Some venues, on the other hand, are very helpful but management just don’t talk to each other, which was the case for Rita Ora.

This has been the only time we’ve been able to buy tickets online and it was so easy. Seeing it was a small venue, we did email ahead about access. They were super helpful and said they had wheelchair access and that we could enter the venue early so we could get a good spot. Excellent we thought. We arrived at the venue over an hour and a half early, to ensure we could get front of the standing section without having to pull the wheelchair card to do so. However, when we entered we were surprised to find (and for those of you who haven’t been to Metro City) that the ground level where the stage was is not actually wheelchair accessible (neither is the bar so we couldn’t purchase drinks ourselves). So while we got there early enough for and were promised front row, we actually ended segregated on the first balcony level.

With this said Metro City have been the best venue to deal with. They were unaware that not having wheelchair access is illegal and they’re working out ways they can fix this, including working with my sister.

With this said, these aren’t the only discrimination stories at concerts. If you’re looking for some really bad ones, look up Marlena May Katene. After buying VIP GA tickets and turning up the venue, she was told she wasn’t allowed in the VIP or GA areas. Her friend Bert stood up for her by asking to see this policy in writing. As a result, he was kicked out of the concert, and she was segregated in the tiers, all because of her power wheelchair.

Along with Marlena, a high-profile person in Dylan Alcott is also working with big companies to make concerts more accessible. Like I say those who know better do better, so hopefully by educating companies they are able to be more accommodating.

So why am I posting this today? Well it’s the morning of the Hugh Jackman concert that my sister and I are going to tonight. We have floor seats that were slightly easier to book because there were actually wheelchair floor seats. But even then, there were issues with securing two wheelchair seats next to each on the floor, with many phone calls made back and forth to sort out! We’ve also got our first VIP GA standing tickets for Little Mix in December, which we are super excited about! I look forward to updating you all with what will hopefully be positive experiences!

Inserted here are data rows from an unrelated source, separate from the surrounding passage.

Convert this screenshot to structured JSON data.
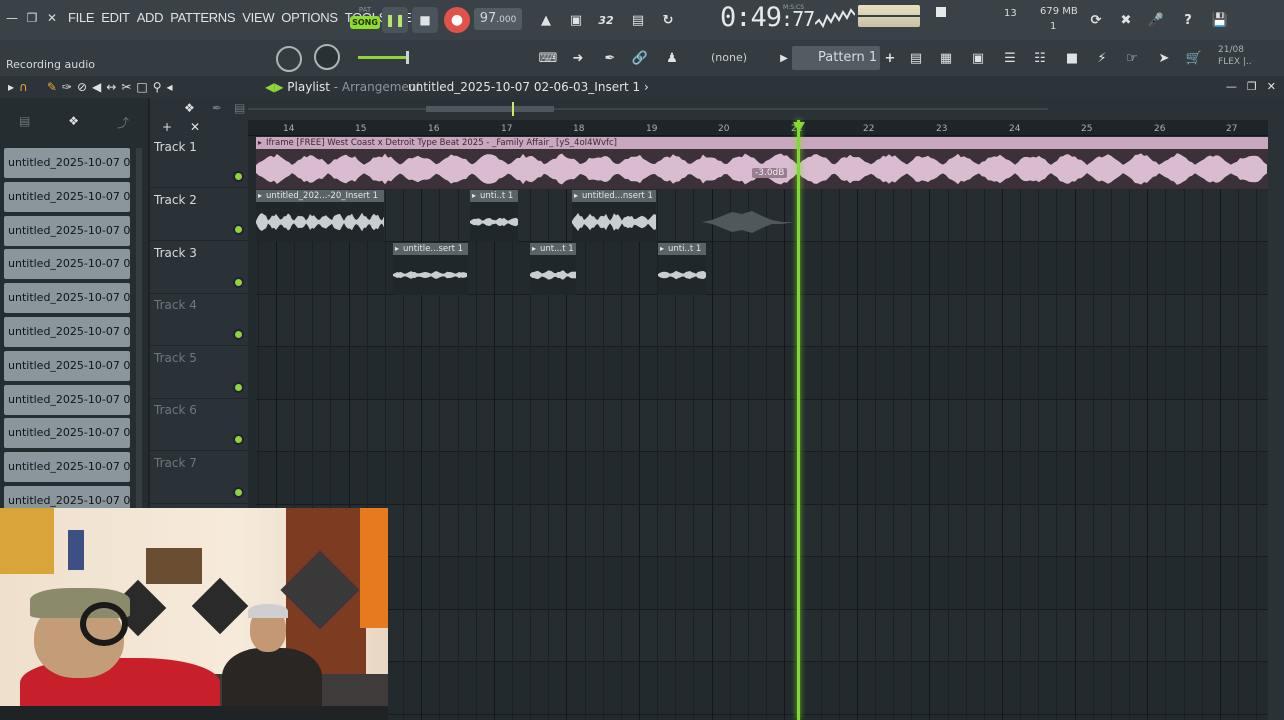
{
  "menu": [
    "FILE",
    "EDIT",
    "ADD",
    "PATTERNS",
    "VIEW",
    "OPTIONS",
    "TOOLS",
    "HELP"
  ],
  "transport": {
    "pat_label": "PAT",
    "song_label": "SONG",
    "tempo_int": "97",
    "tempo_dec": ".000",
    "time_main": "0:49",
    "time_sub": ":77",
    "time_unit": "M:S:CS"
  },
  "status": {
    "voices": "13",
    "memory": "679 MB",
    "cpu_line2": "1"
  },
  "hint_text": "Recording audio",
  "channel_selector": "(none)",
  "pattern": "Pattern 1",
  "flex_info": {
    "line1": "21/08",
    "line2": "FLEX |.."
  },
  "playlist": {
    "title": "Playlist",
    "separator": " - ",
    "subtitle": "Arrangement",
    "path": "untitled_2025-10-07 02-06-03_Insert 1",
    "path_arrow": "›"
  },
  "browser_items": [
    "untitled_2025-10-07 01-...",
    "untitled_2025-10-07 02-...",
    "untitled_2025-10-07 02-...",
    "untitled_2025-10-07 02-...",
    "untitled_2025-10-07 02-...",
    "untitled_2025-10-07 02-...",
    "untitled_2025-10-07 02-...",
    "untitled_2025-10-07 02-...",
    "untitled_2025-10-07 02-...",
    "untitled_2025-10-07 02-...",
    "untitled_2025-10-07 02-..."
  ],
  "tracks": [
    "Track 1",
    "Track 2",
    "Track 3",
    "Track 4",
    "Track 5",
    "Track 6",
    "Track 7"
  ],
  "ruler_bars": [
    "14",
    "15",
    "16",
    "17",
    "18",
    "19",
    "20",
    "21",
    "22",
    "23",
    "24",
    "25",
    "26",
    "27"
  ],
  "clips": {
    "t1_main": "Iframe [FREE] West Coast x Detroit Type Beat 2025 - _Family Affair_ [yS_4oI4Wvfc]",
    "t1_gain": "-3.0dB",
    "t2_a": "untitled_202...-20_Insert 1",
    "t2_b": "unti..t 1",
    "t2_c": "untitled...nsert 1",
    "t3_a": "untitle...sert 1",
    "t3_b": "unt...t 1",
    "t3_c": "unti..t 1"
  },
  "colors": {
    "accent_green": "#8ed43a",
    "main_clip": "#c9a7bf",
    "record": "#e1524b"
  }
}
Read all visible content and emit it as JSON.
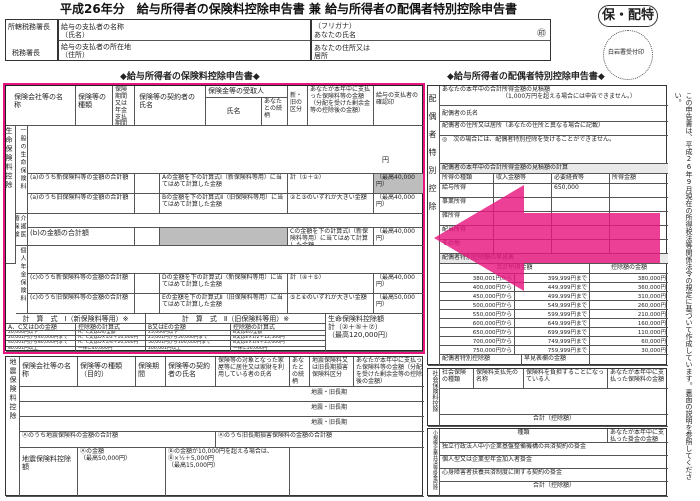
{
  "header": {
    "title": "平成26年分　給与所得者の保険料控除申告書 兼 給与所得者の配偶者特別控除申告書",
    "badge": "保・配特",
    "stamp_text": "白岩署受付印",
    "seal": "㊞",
    "office_label": "所轄税務署長",
    "tax_office_label": "税務署長",
    "payer_name_label": "給与の支払者の名称（氏名）",
    "payer_addr_label": "給与の支払者の所在地（住所）",
    "furigana_label": "（フリガナ）",
    "your_name_label": "あなたの氏名",
    "your_addr_label": "あなたの住所又は居所"
  },
  "insurance": {
    "section_title": "◆給与所得者の保険料控除申告書◆",
    "col_company": "保険会社等の名称",
    "col_type": "保険等の種類",
    "col_period": "保険期間又は年金支払期間",
    "col_contractor": "保険等の契約者の氏名",
    "col_recipient": "保険金等の受取人",
    "col_name": "氏名",
    "col_relation": "あなたとの続柄",
    "col_new_old": "新・旧の区分",
    "col_paid": "あなたが本年中に支払った保険料等の金額（分配を受けた剰余金等の控除後の金額）",
    "col_confirm": "給与の支払者の確認印",
    "yen": "円",
    "group_label": "生命保険料控除",
    "general_label": "一般の生命保険料",
    "care_label": "介護医療保険料",
    "pension_label": "個人年金保険料",
    "new_old_label": "新・旧",
    "row_a": "(a)のうち新保険料等の金額の合計額",
    "row_b": "(a)のうち旧保険料等の金額の合計額",
    "row_c": "(b)の金額の合計額",
    "row_d": "(c)のうち新保険料等の金額の合計額",
    "row_e": "(c)のうち旧保険料等の金額の合計額",
    "calc_a": "Aの金額を下の計算式Ⅰ（新保険料等用）に当てはめて計算した金額",
    "calc_b": "Bの金額を下の計算式Ⅱ（旧保険料等用）に当てはめて計算した金額",
    "calc_c": "Cの金額を下の計算式Ⅰ（新保険料等用）に当てはめて計算した金額",
    "calc_d": "Dの金額を下の計算式Ⅰ（新保険料等用）に当てはめて計算した金額",
    "calc_e": "Eの金額を下の計算式Ⅱ（旧保険料等用）に当てはめて計算した金額",
    "max_40000": "（最高40,000円）",
    "max_50000": "（最高50,000円）",
    "max_120000": "（最高120,000円）",
    "sum_12": "計（①＋②）",
    "sum_45": "計（④＋⑤）",
    "choose": "②と③のいずれか大きい金額",
    "choose2": "⑤と⑥のいずれか大きい金額",
    "formula1_title": "計　算　式　Ⅰ（新保険料等用）※",
    "formula2_title": "計　算　式　Ⅱ（旧保険料等用）※",
    "life_total_title": "生命保険料控除額",
    "life_total_formula": "計（②＋⑤＋⑦）",
    "f_ab": "A、C又はDの金額",
    "f_calc": "控除額の計算式",
    "f_be": "B又はEの金額",
    "f1_rows": [
      [
        "20,000円以下",
        "A、C又はDの全額"
      ],
      [
        "20,001円から40,000円まで",
        "A、C又はD×1/2＋10,000円"
      ],
      [
        "40,001円から80,000円まで",
        "A、C又はD×1/4＋20,000円"
      ],
      [
        "80,001円以上",
        "一律に40,000円"
      ]
    ],
    "f2_rows": [
      [
        "25,000円以下",
        "B又はEの全額"
      ],
      [
        "25,001円から50,000円まで",
        "B又はE×1/2＋12,500円"
      ],
      [
        "50,001円から100,000円まで",
        "B又はE×1/4＋25,000円"
      ],
      [
        "100,001円以上",
        "一律に50,000円"
      ]
    ],
    "circles": [
      "①",
      "②",
      "③",
      "④",
      "⑤",
      "⑥",
      "⑦",
      "⑧"
    ]
  },
  "quake": {
    "group_label": "地震保険料控除",
    "col_company": "保険会社等の名称",
    "col_target": "保険等の種類（目的）",
    "col_period": "保険期間",
    "col_contractor": "保険等の契約者の氏名",
    "col_insured": "保険等の対象となった家屋等に居住又は家財を利用している者の氏名",
    "col_relation": "あなたとの続柄",
    "col_kind": "地震保険料又は旧長期損害保険料区分",
    "col_paid": "あなたが本年中に支払った保険料等の金額（分配を受けた剰余金等の控除後の金額）",
    "kind_value": "地震・旧長期",
    "sum_a": "Ⓐのうち地震保険料の金額の合計額",
    "sum_b": "Ⓐのうち旧長期損害保険料の金額の合計額",
    "deduction_label": "地震保険料控除額",
    "deduction_formula_a": "Ⓐの金額",
    "deduction_formula_b": "Ⓑの金額が10,000円を超える場合は、Ⓑ×½＋5,000円",
    "max_15000": "（最高15,000円）",
    "max_50000": "（最高50,000円）"
  },
  "spouse": {
    "section_title": "◆給与所得者の配偶者特別控除申告書◆",
    "expected_income": "あなたの本年中の合計所得金額の見積額",
    "income_note": "（1,000万円を超える場合には申告できません。）",
    "spouse_name": "配偶者の氏名",
    "spouse_addr": "配偶者の住所又は居所（あなたの住所と異なる場合に記載）",
    "instructions": "◎　次の場合には、配偶者特別控除を受けることができません。",
    "estimate_title": "配偶者の本年中の合計所得金額の見積額の計算",
    "col_kind": "所得の種類",
    "col_income": "収入金額等",
    "col_expense": "必要経費等",
    "col_amount": "所得金額",
    "rows": [
      "給与所得",
      "事業所得",
      "雑所得",
      "配当所得",
      "その他"
    ],
    "standard": "650,000",
    "calc_title": "配偶者特別控除額の早見表",
    "table_head1": "合計所得金額",
    "table_head2": "控除額の金額",
    "quick_rows": [
      [
        "380,001円から",
        "399,999円まで",
        "380,000円"
      ],
      [
        "400,000円から",
        "449,999円まで",
        "360,000円"
      ],
      [
        "450,000円から",
        "499,999円まで",
        "310,000円"
      ],
      [
        "500,000円から",
        "549,999円まで",
        "260,000円"
      ],
      [
        "550,000円から",
        "599,999円まで",
        "210,000円"
      ],
      [
        "600,000円から",
        "649,999円まで",
        "160,000円"
      ],
      [
        "650,000円から",
        "699,999円まで",
        "110,000円"
      ],
      [
        "700,000円から",
        "749,999円まで",
        "60,000円"
      ],
      [
        "750,000円から",
        "759,999円まで",
        "30,000円"
      ]
    ],
    "deduction_label": "配偶者特別控除額",
    "quick_ref": "早見表欄の金額",
    "side_labels": [
      "配",
      "偶",
      "者",
      "特",
      "別",
      "控",
      "除"
    ],
    "total_label": "合計",
    "yen": "円",
    "circle_a": "Ⓐ",
    "circle_b": "Ⓑ"
  },
  "social": {
    "group_label": "社会保険料控除",
    "col_type": "社会保険の種類",
    "col_payee": "保険料支払先の名称",
    "col_payer": "保険料を負担することになっている人",
    "col_name": "氏名",
    "col_relation": "あなたとの続柄",
    "col_paid": "あなたが本年中に支払った保険料の金額",
    "total": "合計（控除額）"
  },
  "small_biz": {
    "group_label": "小規模企業共済等掛金控除",
    "col_kind": "種類",
    "col_paid": "あなたが本年中に支払った掛金の金額",
    "rows": [
      "独立行政法人中小企業基盤整備機構の共済契約の掛金",
      "個人型又は企業型年金加入者掛金",
      "心身障害者扶養共済制度に関する契約の掛金"
    ],
    "total": "合計（控除額）"
  },
  "side_note": "この申告書は、平成26年9月現在の所得税法等関係法令の規定に基づいて作成しています。裏面の説明を参照してください。",
  "colors": {
    "highlight": "#e8157f",
    "arrow": "#e8157f",
    "shade": "#bdbdbd"
  }
}
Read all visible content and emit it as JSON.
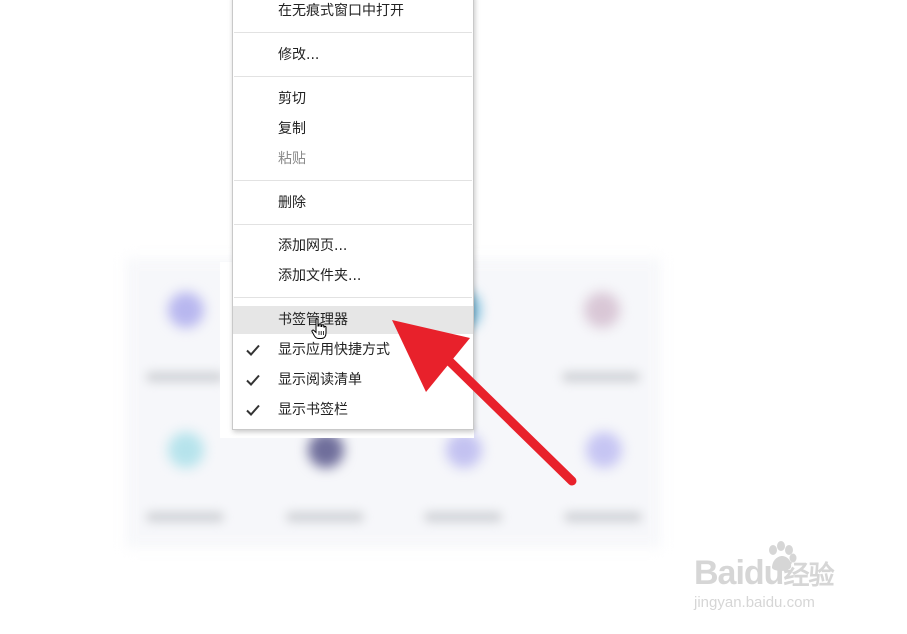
{
  "context_menu": {
    "items": [
      {
        "label": "在无痕式窗口中打开",
        "checked": false,
        "disabled": false
      },
      {
        "label": "修改...",
        "checked": false,
        "disabled": false
      },
      {
        "label": "剪切",
        "checked": false,
        "disabled": false
      },
      {
        "label": "复制",
        "checked": false,
        "disabled": false
      },
      {
        "label": "粘贴",
        "checked": false,
        "disabled": true
      },
      {
        "label": "删除",
        "checked": false,
        "disabled": false
      },
      {
        "label": "添加网页...",
        "checked": false,
        "disabled": false
      },
      {
        "label": "添加文件夹...",
        "checked": false,
        "disabled": false
      },
      {
        "label": "书签管理器",
        "checked": false,
        "disabled": false,
        "highlighted": true
      },
      {
        "label": "显示应用快捷方式",
        "checked": true,
        "disabled": false
      },
      {
        "label": "显示阅读清单",
        "checked": true,
        "disabled": false
      },
      {
        "label": "显示书签栏",
        "checked": true,
        "disabled": false
      }
    ]
  },
  "colors": {
    "highlight": "#e6e6e6",
    "annotation_arrow": "#e8212b",
    "disabled_text": "#8a8a8a"
  },
  "watermark": {
    "brand_text": "Baidu",
    "brand_suffix": "经验",
    "site": "jingyan.baidu.com"
  },
  "icons": {
    "check": "check-icon",
    "cursor": "hand-pointer-icon",
    "annotation": "red-arrow"
  }
}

Going to a concert is an amazing experience for everyone but for wheelchair users and getting floor seats, the process isn’t always as straight forward.

Leave a Reply

Your email address will not be published. Required fields are marked *